“After The End, Act I”, is a disappointing film, to say the least. I’d like to say that this is D. Ryan Mowry’s firsts film, and chalk up the terrible cinematography and writing to inexperience, but I can’t. Mowry has made several previous independent films through his company Sneuwbal Films, “After The End, Act I”, being the most recent. 30 minutes is a terribly awkward length for a short film to begin with, and with the lack of budget, the bad sound, and the terribly amateur directing, it’s more awkward yet.
“After The End, Act I”, is apparently the first of several Acts set in the not-too-distant future when nuclear holocaust has turned everyone into zombies, except for a few pot smoking slackers living out in a Pennsylvania wasteland. Intending to pay homage to an already beaten to death idea of Romero’s Living Dead out in Pittsburgh, Mowry actually sets the film in the decidedly un-Pennsylvania-like Arizona, where desert cacti and sand let us know we are definitely not shooting on location. The beginning credits open with stock footage of H-bombs and nuclear holocaust of a level of professi0onalism not to be repeated ever again in the film. The music and the opening credits insinuate a much more professional film than what was actually created. Like so many independent filmmakers, the music and the graphics on the credits take precedent over the actual script and filmmaking itself, not only cheating the viewers but providing a stunning good/not good contrast between credits and story that is unforgivable. Mowry’s characters are shallow and hopelessly underwritten people who are not affected by the total destruction of the universe. They sit around all day and smoke pot. This is not a film about survival or about human relationships; it’s a film about pot smokers smoking too much pot. The world happens to be dead all around them. While the idea has merit as a joke, it’s not much to base over half an hour of footage on, let alone subsequent sequels and Acts. The film wants to cause laughter and inspire cult fans, but can never get over how funny it thinks it, and it never gets remotely serious enough to inspire real care on the part of the viewer.
Words that describe “After The End, Act I”: unintentionally ridiculous, badly filmed, and insultingly condescending in its attitude towards horror fans; yes, we do like zombies, yes, we do like Romero. That’s not enough to make you a filmmaker. Films require talent, planning, and care, and that’s something “After the End” just doesn’t have.

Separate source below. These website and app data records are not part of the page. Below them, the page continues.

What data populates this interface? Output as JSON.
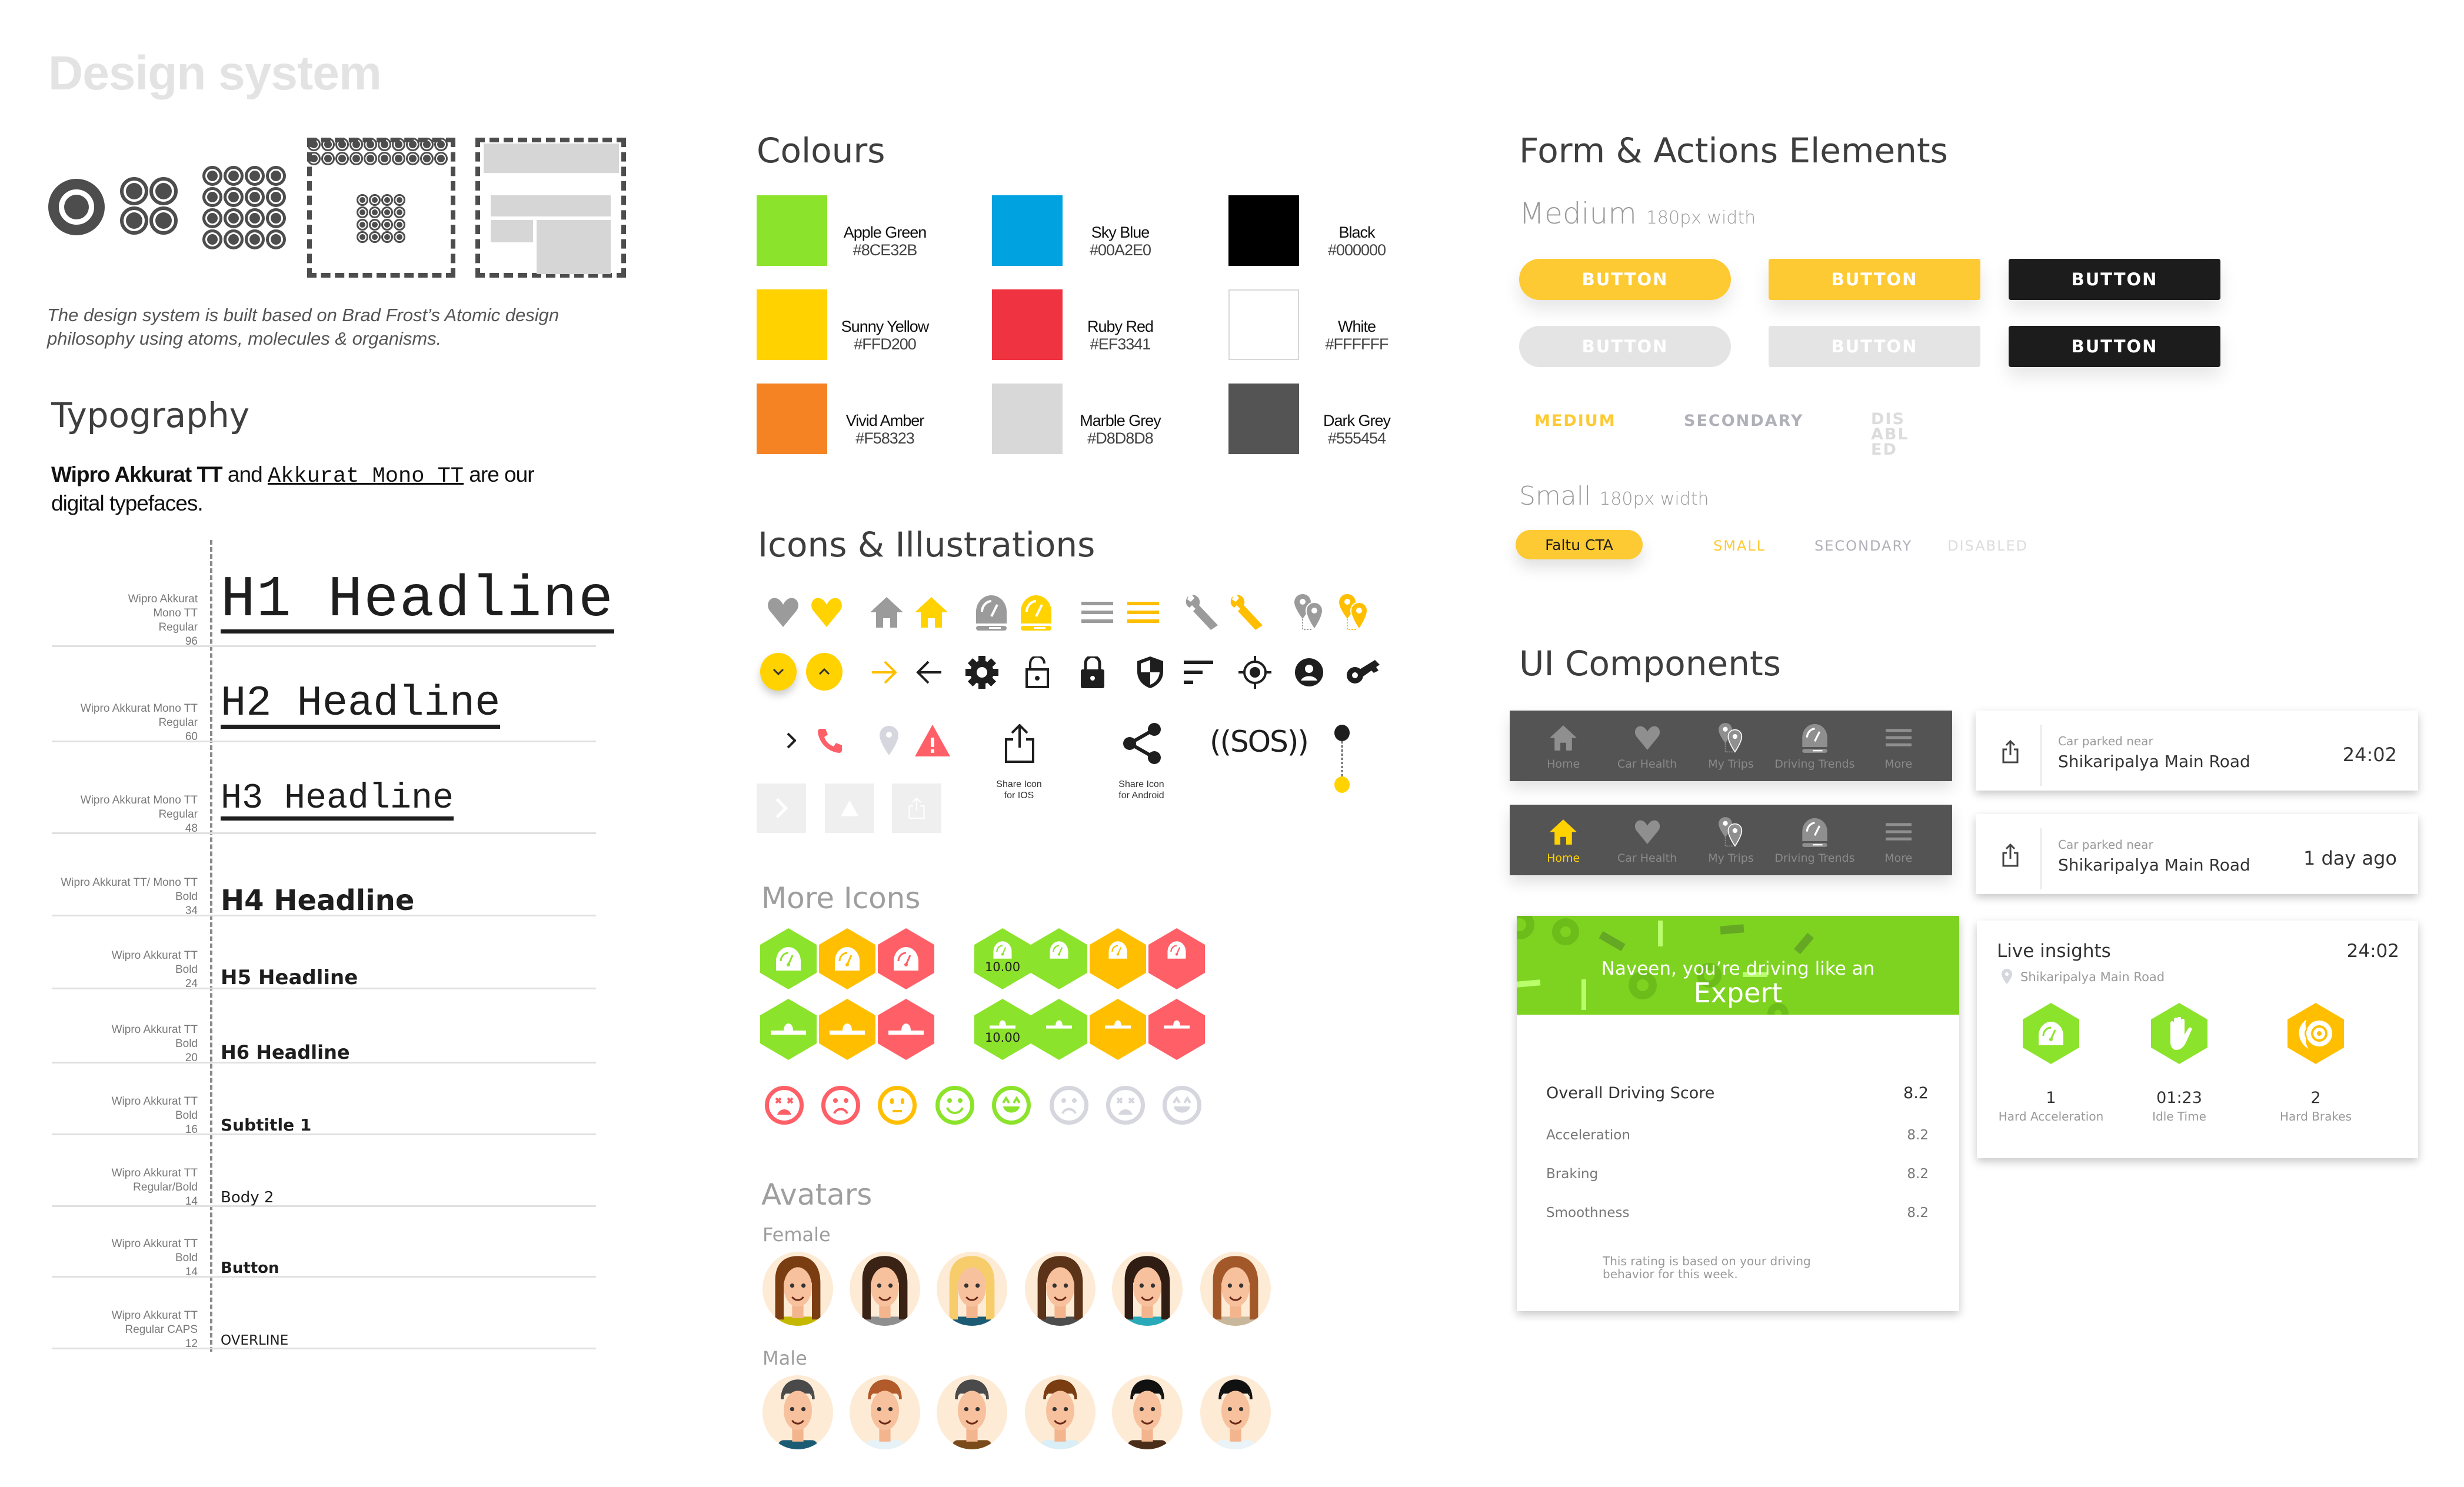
{
  "page": {
    "title": "Design system",
    "intro": "The design system is built based on Brad Frost’s Atomic design philosophy using atoms, molecules & organisms."
  },
  "typography": {
    "heading": "Typography",
    "intro_bold": "Wipro Akkurat TT",
    "intro_and": " and ",
    "intro_mono": "Akkurat Mono TT",
    "intro_rest": " are our digital typefaces.",
    "rows": [
      {
        "meta": [
          "Wipro Akkurat",
          "Mono TT",
          "Regular",
          "96"
        ],
        "sample": "H1 Headline"
      },
      {
        "meta": [
          "Wipro Akkurat Mono TT",
          "Regular",
          "60"
        ],
        "sample": "H2 Headline"
      },
      {
        "meta": [
          "Wipro Akkurat Mono TT",
          "Regular",
          "48"
        ],
        "sample": "H3 Headline"
      },
      {
        "meta": [
          "Wipro Akkurat TT/ Mono TT",
          "Bold",
          "34"
        ],
        "sample": "H4 Headline"
      },
      {
        "meta": [
          "Wipro Akkurat TT",
          "Bold",
          "24"
        ],
        "sample": "H5 Headline"
      },
      {
        "meta": [
          "Wipro Akkurat TT",
          "Bold",
          "20"
        ],
        "sample": "H6 Headline"
      },
      {
        "meta": [
          "Wipro Akkurat TT",
          "Bold",
          "16"
        ],
        "sample": "Subtitle 1"
      },
      {
        "meta": [
          "Wipro Akkurat TT",
          "Regular/Bold",
          "14"
        ],
        "sample": "Body 2"
      },
      {
        "meta": [
          "Wipro Akkurat TT",
          "Bold",
          "14"
        ],
        "sample": "Button"
      },
      {
        "meta": [
          "Wipro Akkurat TT",
          "Regular CAPS",
          "12"
        ],
        "sample": "OVERLINE"
      }
    ]
  },
  "colours": {
    "heading": "Colours",
    "swatches": [
      {
        "name": "Apple Green",
        "hex": "#8CE32B"
      },
      {
        "name": "Sky Blue",
        "hex": "#00A2E0"
      },
      {
        "name": "Black",
        "hex": "#000000"
      },
      {
        "name": "Sunny Yellow",
        "hex": "#FFD200"
      },
      {
        "name": "Ruby Red",
        "hex": "#EF3341"
      },
      {
        "name": "White",
        "hex": "#FFFFFF"
      },
      {
        "name": "Vivid Amber",
        "hex": "#F58323"
      },
      {
        "name": "Marble Grey",
        "hex": "#D8D8D8"
      },
      {
        "name": "Dark Grey",
        "hex": "#555454"
      }
    ]
  },
  "icons": {
    "heading": "Icons & Illustrations",
    "row1": [
      "heart-grey",
      "heart-yellow",
      "home-grey",
      "home-yellow",
      "speedometer-grey",
      "speedometer-yellow",
      "menu-grey",
      "menu-yellow",
      "wrench-grey",
      "wrench-yellow",
      "trips-pin-grey",
      "trips-pin-yellow"
    ],
    "row2": [
      "chevron-down-fab",
      "chevron-up-fab",
      "arrow-right",
      "arrow-left",
      "gear",
      "unlock",
      "lock",
      "shield",
      "sort",
      "gps-target",
      "account",
      "key"
    ],
    "row3": [
      "chevron-right",
      "phone",
      "location-pin",
      "warning"
    ],
    "share_ios_caption": "Share Icon for IOS",
    "share_android_caption": "Share Icon for Android",
    "sos_label": "((SOS))",
    "disabled": [
      "chevron-right",
      "warning",
      "share"
    ]
  },
  "more_icons": {
    "heading": "More Icons",
    "badge_value": "10.00",
    "colors": {
      "green": "#8CE32B",
      "amber": "#FFBF00",
      "red": "#FF5F67"
    }
  },
  "avatars": {
    "heading": "Avatars",
    "female_label": "Female",
    "male_label": "Male",
    "female_count": 6,
    "male_count": 6
  },
  "forms": {
    "heading": "Form & Actions Elements",
    "medium_label": "Medium",
    "medium_note": "180px width",
    "button_label": "BUTTON",
    "text_buttons": [
      "MEDIUM",
      "SECONDARY",
      "DISABLED"
    ],
    "small_label": "Small",
    "small_note": "180px width",
    "small_cta": "Faltu CTA",
    "small_text_buttons": [
      "SMALL",
      "SECONDARY",
      "DISABLED"
    ]
  },
  "ui": {
    "heading": "UI Components",
    "tabs": [
      "Home",
      "Car Health",
      "My Trips",
      "Driving Trends",
      "More"
    ],
    "parked_cards": [
      {
        "label": "Car parked near",
        "road": "Shikaripalya Main Road",
        "time": "24:02"
      },
      {
        "label": "Car parked near",
        "road": "Shikaripalya Main Road",
        "time": "1 day ago"
      }
    ],
    "score_card": {
      "line1": "Naveen, you’re driving like an",
      "line2": "Expert",
      "rows": [
        {
          "label": "Overall Driving Score",
          "value": "8.2"
        },
        {
          "label": "Acceleration",
          "value": "8.2"
        },
        {
          "label": "Braking",
          "value": "8.2"
        },
        {
          "label": "Smoothness",
          "value": "8.2"
        }
      ],
      "note": "This rating is based on your driving behavior for this week."
    },
    "live_insights": {
      "title": "Live insights",
      "time": "24:02",
      "location": "Shikaripalya Main Road",
      "stats": [
        {
          "value": "1",
          "label": "Hard Acceleration"
        },
        {
          "value": "01:23",
          "label": "Idle Time"
        },
        {
          "value": "2",
          "label": "Hard Brakes"
        }
      ]
    }
  }
}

The Trailers and Teasers for the second and third acts that follow the initial footage is just as badly made. More like a teaser for a company that wants to get their film financed, so they made a short, “After The End” packages itself as a real movie. It’s not. Not only does this film not warrant any further acts, it doesn’t belong in a video store or on a shelf with other movies made by fans-turned-filmmakers.